Indianapolis Colts coach Tony Dungy shakes his head in disbelief.
Don Shula, Tom Landry, Chuck Noll, Bill Walsh, Bill Parcells, Bill Belichick — all multiple Super Bowl winners, four of them Hall-of-Famers. The humble Dungy still thinks he doesn’t belong in the same sentence, although the history books now tell a different tale.
Thursday’s victory against Jacksonville not only clinched an NFL playoff spot for the Colts, it also made Dungy the first coach since the 1970 NFL-AFL merger to reach the playoffs for 10 straight seasons.
“It is a little bit thrilling to me when you see the names in that area, Landry and coach Noll and Walsh,” he said on Friday. “It’s hard to do, so I’m really fortunate to be around two groups of guys who have allowed me to do it.”
For Dungy, the journey has been more challenging than those before him.
Unlike Shula, Landry, Walsh or Belichick, Dungy had to make his run with different teams, Tampa Bay and Indianapolis. Unlike Shula, Landry, Noll and Walsh, Dungy also had to succeed in the era of free agency, which seemed destined to break up potential dynasties after only a few years.
Since Dungy arrived in 2002, the Colts have won five AFC South division titles, became the second NFL team to win at least 11 games in six straight seasons, and Indy is the only team since the 2002 realignment to make the playoffs every year.
Those who used to say Dungy didn’t have a creative enough offensive mind to win a Super Bowl, took notice when Dungy led the 2006 Colts to a championship.
While this has not been a typical Colts season, Indianapolis did what it had to.
It strung together eight straight wins after opening 3-4, five of those by seven or fewer points.

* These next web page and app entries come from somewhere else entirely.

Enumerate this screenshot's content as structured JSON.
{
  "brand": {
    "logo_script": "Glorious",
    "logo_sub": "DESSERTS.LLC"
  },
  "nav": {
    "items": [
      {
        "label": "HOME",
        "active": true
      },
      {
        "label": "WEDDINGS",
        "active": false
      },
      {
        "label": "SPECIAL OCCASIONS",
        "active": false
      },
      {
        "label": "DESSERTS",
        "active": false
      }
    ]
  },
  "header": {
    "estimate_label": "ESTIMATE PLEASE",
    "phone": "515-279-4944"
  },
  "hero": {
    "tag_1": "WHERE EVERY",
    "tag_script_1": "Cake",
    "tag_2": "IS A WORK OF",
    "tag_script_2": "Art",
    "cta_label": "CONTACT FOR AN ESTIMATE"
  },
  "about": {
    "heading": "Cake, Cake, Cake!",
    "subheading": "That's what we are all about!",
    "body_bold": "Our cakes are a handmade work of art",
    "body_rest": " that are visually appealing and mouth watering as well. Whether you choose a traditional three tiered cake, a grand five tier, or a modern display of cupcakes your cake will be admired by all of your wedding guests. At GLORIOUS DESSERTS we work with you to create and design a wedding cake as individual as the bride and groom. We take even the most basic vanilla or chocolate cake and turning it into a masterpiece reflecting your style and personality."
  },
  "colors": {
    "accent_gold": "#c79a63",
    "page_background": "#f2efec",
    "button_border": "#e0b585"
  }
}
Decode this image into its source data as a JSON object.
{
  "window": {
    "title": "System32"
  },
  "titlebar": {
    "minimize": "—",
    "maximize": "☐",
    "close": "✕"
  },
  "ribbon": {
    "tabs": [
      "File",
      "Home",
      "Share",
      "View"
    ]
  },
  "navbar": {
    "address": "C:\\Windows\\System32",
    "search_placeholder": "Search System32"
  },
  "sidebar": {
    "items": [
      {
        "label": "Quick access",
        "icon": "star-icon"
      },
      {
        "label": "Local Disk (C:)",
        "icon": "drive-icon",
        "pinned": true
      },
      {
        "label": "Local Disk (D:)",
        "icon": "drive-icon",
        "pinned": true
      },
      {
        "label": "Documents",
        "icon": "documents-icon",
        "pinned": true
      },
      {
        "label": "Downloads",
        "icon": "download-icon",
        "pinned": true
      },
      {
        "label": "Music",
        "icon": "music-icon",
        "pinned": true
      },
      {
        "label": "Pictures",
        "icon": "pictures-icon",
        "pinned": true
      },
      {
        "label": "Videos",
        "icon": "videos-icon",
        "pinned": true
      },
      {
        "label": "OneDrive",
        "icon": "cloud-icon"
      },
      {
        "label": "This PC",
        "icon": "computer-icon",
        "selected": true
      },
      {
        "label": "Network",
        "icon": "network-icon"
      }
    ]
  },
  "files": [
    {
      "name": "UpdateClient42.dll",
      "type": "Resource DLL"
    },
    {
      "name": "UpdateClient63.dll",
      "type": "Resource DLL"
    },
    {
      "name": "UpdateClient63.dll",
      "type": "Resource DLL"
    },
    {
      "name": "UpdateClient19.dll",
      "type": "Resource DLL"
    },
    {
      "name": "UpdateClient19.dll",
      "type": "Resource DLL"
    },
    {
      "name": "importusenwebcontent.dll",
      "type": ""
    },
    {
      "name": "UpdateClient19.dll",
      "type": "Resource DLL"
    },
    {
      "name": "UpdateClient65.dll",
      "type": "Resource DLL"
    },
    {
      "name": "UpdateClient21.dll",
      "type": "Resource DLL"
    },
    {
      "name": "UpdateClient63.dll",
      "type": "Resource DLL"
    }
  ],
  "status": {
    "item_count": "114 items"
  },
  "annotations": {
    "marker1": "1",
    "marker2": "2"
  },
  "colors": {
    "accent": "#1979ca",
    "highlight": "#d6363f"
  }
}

All of which makes this playoff berth so much sweeter.
The common denominator has always been Dungy, who never changed his mantra of sticking to the game plan, correcting mistakes and staying focused on his team’s own goals while others wrote their playoff obituary.
The Colts even thrived during a brutal schedule last month that included a home game against New England and road trips to Pittsburgh and San Diego, and unlikely candidates such as Keiwan Ratliff have had starring roles. Ratliff, who was cut three times this season by the Colts, scored the winning touchdown on Thursday.
Clearly, much of this has to do with Dungy’s stabilizing influence.
How much longer Dungy extends the streak will be solely up to him.
He plans, as he has for the past several years, to spend time pondering retirement after this season and the Colts already have a successor-in-waiting in associate head coach Jim Caldwell.
But for now, Dungy is celebrating his latest milestone with a four-day weekend.
“People can say ‘You’ve made it seven straight times,’ but they’re all special and I commend this group,” he said. “We had to do it the hard way this year, and sometimes things just don’t go right for you. But to fight your way through and get there, everyone is special.”